Cons: The impossibility to set a time interval between consecutive attempts to connect to a VPN-server., Lack of support of Cyrillic domains., Russian interface inadequacies., Presence of a possible DoS attack against the router’s DNS-daemon., Mediocre routing speeds with NAT.
Excerpt: For a sub-$100 router, the RT-N16 is an excellent choice for both beginners and enthusiasts alike. The UI is easy to work with and setting up secure wireless Internet access is a cinch even for those without advanced networking skills.
Excerpt: The Asus RT-N16 is a single-band router with three removable (and therefore upgradeable) antennas, but the third antenna didn’t help the router rise above third place overall in terms of TCP throughput. It did, however, do a solid job of penetrating our media room.
Summary: The Asus RT-N16 is a great, fun router for networking enthusiasts who want to use it with third-party, open-source firmware, such as Tomato or DD-WRT. However, everyone else should wait until Asus provides a more stable version of the firmware.

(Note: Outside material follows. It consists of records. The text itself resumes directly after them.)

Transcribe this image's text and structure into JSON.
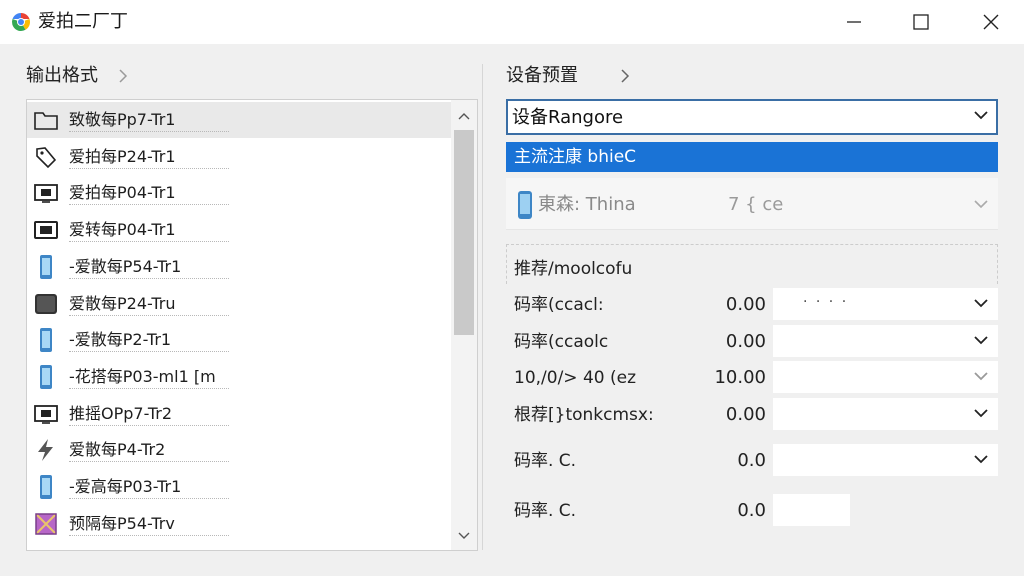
{
  "window": {
    "title": "爱拍二厂丁"
  },
  "left_panel": {
    "header": "输出格式",
    "items": [
      {
        "label": "致敬每Pp7-Tr1",
        "icon": "folder-icon"
      },
      {
        "label": "爱拍每P24-Tr1",
        "icon": "tag-icon"
      },
      {
        "label": "爱拍每P04-Tr1",
        "icon": "monitor-icon"
      },
      {
        "label": "爱转每P04-Tr1",
        "icon": "tv-icon"
      },
      {
        "label": "-爱散每P54-Tr1",
        "icon": "phone-icon"
      },
      {
        "label": "爱散每P24-Tru",
        "icon": "tablet-icon"
      },
      {
        "label": "-爱散每P2-Tr1",
        "icon": "phone-icon"
      },
      {
        "label": "-花搭每P03-ml1 [m",
        "icon": "phone-icon"
      },
      {
        "label": "推摇OPp7-Tr2",
        "icon": "monitor-icon"
      },
      {
        "label": "爱散每P4-Tr2",
        "icon": "bolt-icon"
      },
      {
        "label": "-爱高每P03-Tr1",
        "icon": "phone-icon"
      },
      {
        "label": "预隔每P54-Trv",
        "icon": "image-icon"
      }
    ]
  },
  "right_panel": {
    "header": "设备预置",
    "device_combo": {
      "value": "设备Rangore"
    },
    "dropdown_selected": "主流注康 bhieC",
    "dropdown_row": {
      "label": "東森: Thina",
      "extra": "7 { ce"
    },
    "section_title": "推荐/moolcofu",
    "params": [
      {
        "label": "码率(ccacl:",
        "value": "0.00",
        "has_dots": true,
        "dots": "· · · ·"
      },
      {
        "label": "码率(ccaolc",
        "value": "0.00"
      },
      {
        "label": "10,/0/>   40 (ez",
        "value": "10.00"
      },
      {
        "label": "根荐[}tonkcmsx:",
        "value": "0.00"
      },
      {
        "label": "码率. C.",
        "value": "0.0"
      },
      {
        "label": "码率. C.",
        "value": "0.0"
      }
    ]
  },
  "colors": {
    "selection": "#1a73d6",
    "combo_border": "#3a6ea5",
    "background": "#f0f0f0"
  }
}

Pros: The Asus RT-N16 multifunction wireless router has impressive specs including Gigabit Ethernet and two USB ports. It performs well and works great with third-party, open-source firmware.

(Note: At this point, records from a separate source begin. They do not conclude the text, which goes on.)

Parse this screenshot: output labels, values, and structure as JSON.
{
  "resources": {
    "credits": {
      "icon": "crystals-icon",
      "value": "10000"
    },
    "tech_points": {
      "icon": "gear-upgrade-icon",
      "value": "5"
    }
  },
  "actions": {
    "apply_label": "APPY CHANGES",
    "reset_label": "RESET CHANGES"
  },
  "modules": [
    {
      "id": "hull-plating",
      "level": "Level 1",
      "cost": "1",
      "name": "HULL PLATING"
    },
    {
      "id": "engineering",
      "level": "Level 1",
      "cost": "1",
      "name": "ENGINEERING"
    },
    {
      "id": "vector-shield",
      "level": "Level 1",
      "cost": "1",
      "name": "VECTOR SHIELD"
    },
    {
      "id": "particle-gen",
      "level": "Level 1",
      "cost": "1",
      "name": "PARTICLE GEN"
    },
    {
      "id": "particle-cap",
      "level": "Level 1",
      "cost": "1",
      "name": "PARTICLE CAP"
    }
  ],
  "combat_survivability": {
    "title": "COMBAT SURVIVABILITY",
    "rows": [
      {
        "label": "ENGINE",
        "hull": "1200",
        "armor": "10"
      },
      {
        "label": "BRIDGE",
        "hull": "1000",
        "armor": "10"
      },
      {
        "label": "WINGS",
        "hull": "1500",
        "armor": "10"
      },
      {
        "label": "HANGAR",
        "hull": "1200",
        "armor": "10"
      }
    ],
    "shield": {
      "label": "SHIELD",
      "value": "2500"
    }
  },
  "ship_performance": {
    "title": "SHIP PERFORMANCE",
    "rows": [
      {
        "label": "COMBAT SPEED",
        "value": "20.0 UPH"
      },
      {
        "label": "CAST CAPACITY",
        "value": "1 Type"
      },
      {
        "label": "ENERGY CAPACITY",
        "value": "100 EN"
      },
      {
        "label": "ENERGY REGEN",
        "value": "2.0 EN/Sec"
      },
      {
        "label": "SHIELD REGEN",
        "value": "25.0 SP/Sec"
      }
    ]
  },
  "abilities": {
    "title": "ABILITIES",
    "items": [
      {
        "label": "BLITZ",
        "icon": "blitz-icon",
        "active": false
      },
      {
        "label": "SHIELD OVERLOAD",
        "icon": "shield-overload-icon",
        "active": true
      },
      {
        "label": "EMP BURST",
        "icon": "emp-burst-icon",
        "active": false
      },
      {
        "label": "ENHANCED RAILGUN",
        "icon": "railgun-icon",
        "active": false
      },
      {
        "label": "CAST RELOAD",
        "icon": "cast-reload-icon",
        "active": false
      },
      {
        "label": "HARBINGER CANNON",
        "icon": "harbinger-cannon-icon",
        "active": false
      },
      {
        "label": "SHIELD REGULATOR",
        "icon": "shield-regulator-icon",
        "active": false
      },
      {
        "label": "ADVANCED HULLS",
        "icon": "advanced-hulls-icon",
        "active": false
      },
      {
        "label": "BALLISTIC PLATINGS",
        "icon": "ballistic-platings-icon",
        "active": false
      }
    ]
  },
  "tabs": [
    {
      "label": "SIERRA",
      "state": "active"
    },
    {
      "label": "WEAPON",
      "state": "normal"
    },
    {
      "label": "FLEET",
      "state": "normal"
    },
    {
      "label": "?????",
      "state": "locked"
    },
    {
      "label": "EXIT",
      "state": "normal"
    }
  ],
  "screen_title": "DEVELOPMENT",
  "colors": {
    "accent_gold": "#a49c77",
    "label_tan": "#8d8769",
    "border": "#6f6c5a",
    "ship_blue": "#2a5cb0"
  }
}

Cons: The Asus RT-N16 is bulky and doesn't support dual-band communication. Its USB ports don't provide enough power for bus-powered portable hard drives. When running Asus' stock firmware, the router is buggy and has an unstable wireless signal.
Summary: Up to now we have been testing only the top models of ASUS wireless routers, however, RT-N10U is more likely to be attributed to the range of low-cost models but even with its help a great deal of common users will be able to meet their demands in the access to the Internet.

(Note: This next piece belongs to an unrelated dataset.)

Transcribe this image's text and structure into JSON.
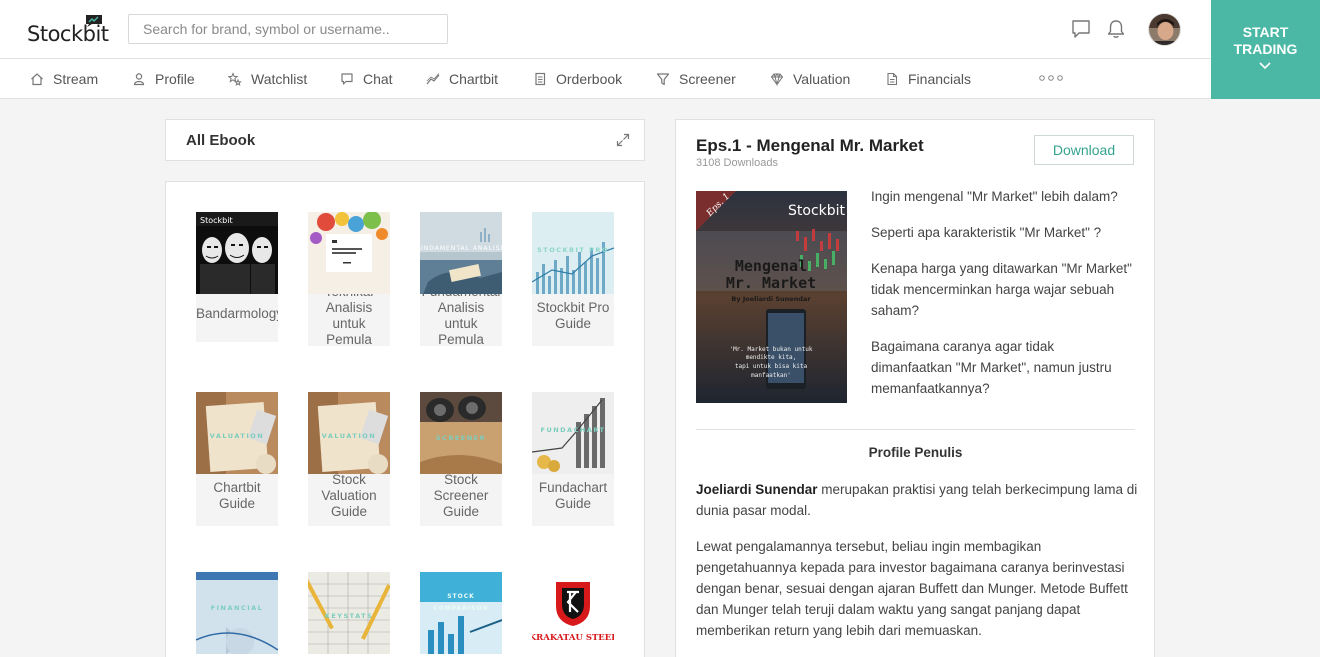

Cons: All wired ports support the connections less than 100 Mbps., It's impossible to connect modems and external storages to USB., USB-port version 2.0, though its color corresponds to the version 3.0., Impossibility of giving NTP and VPN servers Cyrillic names.
Conclusion: Where performance is concerned the ASUS RT-N16 has shown that wireless speeds can match wired speeds, albeit not consistently but the wireless speeds achieved are still very good. The fact that it has a 533Mhz CPU and 128mb ram made me giggle a little as there are still working computers running on...
Pros: Interesting design, Simple effortless and quick setup, Detachable antennae, 2 x USB 2.0 ports for printers and attached storage, Gigabit LAN ports, Great signal strength and range, 533MHZ CPU and 128MB RAM, Lightweight but sturdy construction, Fair price to pay for a feature rich router
Cons: Slightly oversize profile, Does get quite warm to the touch, 2.4 ~ 2.5 Ghz only no 5Ghz band, No dual-band support
Excerpt: These days, a good deal of ISPs include a router with their broadband packages to sweeten the deal and to make setup easier. But as they are usually included ‘free’, such routers are usually made very cheaply and only have the bare essential features.